As I went through the NY Thruway toll booth just across the state line, I reflected that my new EZ-Pass transponder should be waiting at home. This one is for a pickup truck and one-axle trailer so I won't have to go through the manual toll booths in NY to allow the operator to set the vehicle class.
We stopped at the Angola Service Center for the first bathroom break of the day and so I could top the tank with cheaper US gas. Although prices here are above what they are further south, they are still way below what we pay in Canada.
The exit to the Peace Bridge off I-190 in Buffalo is a mangled mess of construction, but we found our way to the border. Traffic lines were light but I still reported to the NEXUS lane. We got the usual questions. How long away, do we have alcohol, tobacco or firearms and what's in the trailer? We were on our way in less than a minute.
QEW traffic started out light, considering it was Victoria Day, but it started to get a little weird after Niagara Falls. The temperature, which was 20C at the border, had dropped to 13C by the time we reached St. Catherines. This was a big change for a short distance. As we approached Burlington, I decided I didn't want to be bothered with traffic and took the ramp to the Express Toll Road 407, opting to pay the exorbitant fees to bypass Hogtown. It was uncongested all the way to 400 north.
Once we were heading north on Highway 400, we spotted what looked like an OPP blitz on the southbound side. Three cruisers were sitting at Major Mackenzie Drive, leading me to believe there was a spotter somewhere north of them. This is not unusual for a long weekend as the mass of cottagers head back into the city.
We stopped at the King City Service Centre to get lunch to go. Sandy got three cookies while I took a late breakfast sandwich combo (cheddar sausage biscuit). Plus coffee. Always coffee.
Southbound traffic was still light up to Highway 89, where the truck odometer rolled over 90,000 miles. That means we have put almost 60,000 miles on it in a little less than three years. Not bad when you consider that we only travel during the summer months. It hasn't been a trouble free vehicle but I do like driving it.
As we approached Barrie, the southbound traffic picked up and then jammed up. It is one of the perks of living in the north that we can see these masses of stopped vehicles while cruising by the other way at highway speeds.
We stopped at the Tim Horton's south of Parry Sound where it was crazy busy. Even north of Parry Sound, the southbound traffic was solid indicating that the citiots from the Big Smoke are traveling further afield in search of weekend adventures. Going northbound towing the trailer, I once again realized that traveling the 90 KPH speed limit on two-lane Highway 69 was staking one's life in one's hands as impatient drivers take risks to get by and maintain their twenty-over pace.

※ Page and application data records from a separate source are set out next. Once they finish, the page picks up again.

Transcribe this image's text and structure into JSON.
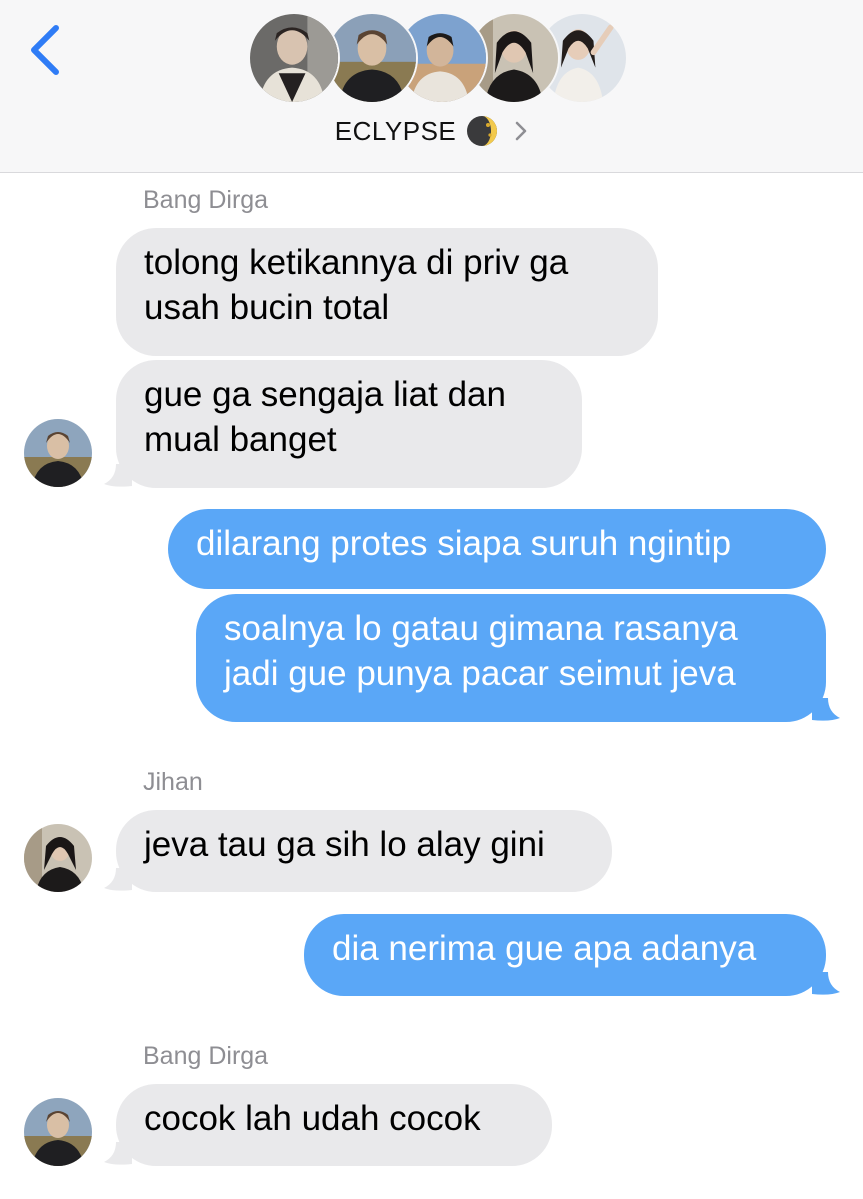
{
  "header": {
    "group_name": "ECLYPSE",
    "title_icon": "moon-icon",
    "back_icon": "chevron-left-icon",
    "disclosure_icon": "chevron-right-icon",
    "member_avatar_count": 5
  },
  "messages": [
    {
      "sender": "Bang Dirga",
      "direction": "incoming",
      "text": [
        "tolong ketikannya di priv ga",
        "usah bucin total"
      ]
    },
    {
      "sender": "Bang Dirga",
      "direction": "incoming",
      "text": [
        "gue ga sengaja liat dan",
        "mual banget"
      ]
    },
    {
      "sender": "me",
      "direction": "outgoing",
      "text": [
        "dilarang protes siapa suruh ngintip"
      ]
    },
    {
      "sender": "me",
      "direction": "outgoing",
      "text": [
        "soalnya lo gatau gimana rasanya",
        "jadi gue punya pacar seimut jeva"
      ]
    },
    {
      "sender": "Jihan",
      "direction": "incoming",
      "text": [
        "jeva tau ga sih lo alay gini"
      ]
    },
    {
      "sender": "me",
      "direction": "outgoing",
      "text": [
        "dia nerima gue apa adanya"
      ]
    },
    {
      "sender": "Bang Dirga",
      "direction": "incoming",
      "text": [
        "cocok lah udah cocok"
      ]
    }
  ],
  "colors": {
    "outgoing_bubble": "#5aa7f7",
    "incoming_bubble": "#e9e9eb",
    "accent": "#2f7cf6",
    "sender_label": "#8e8e93"
  }
}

We arrived home at 3:45. I had the bike in the garage, the trailer unhooked and the truck unloaded by 4:10. We were unpacked by 4:30. It was a good trip. Now, off to see the doctor as soon as I can get in.
Today's Route (435 Avalanche miles):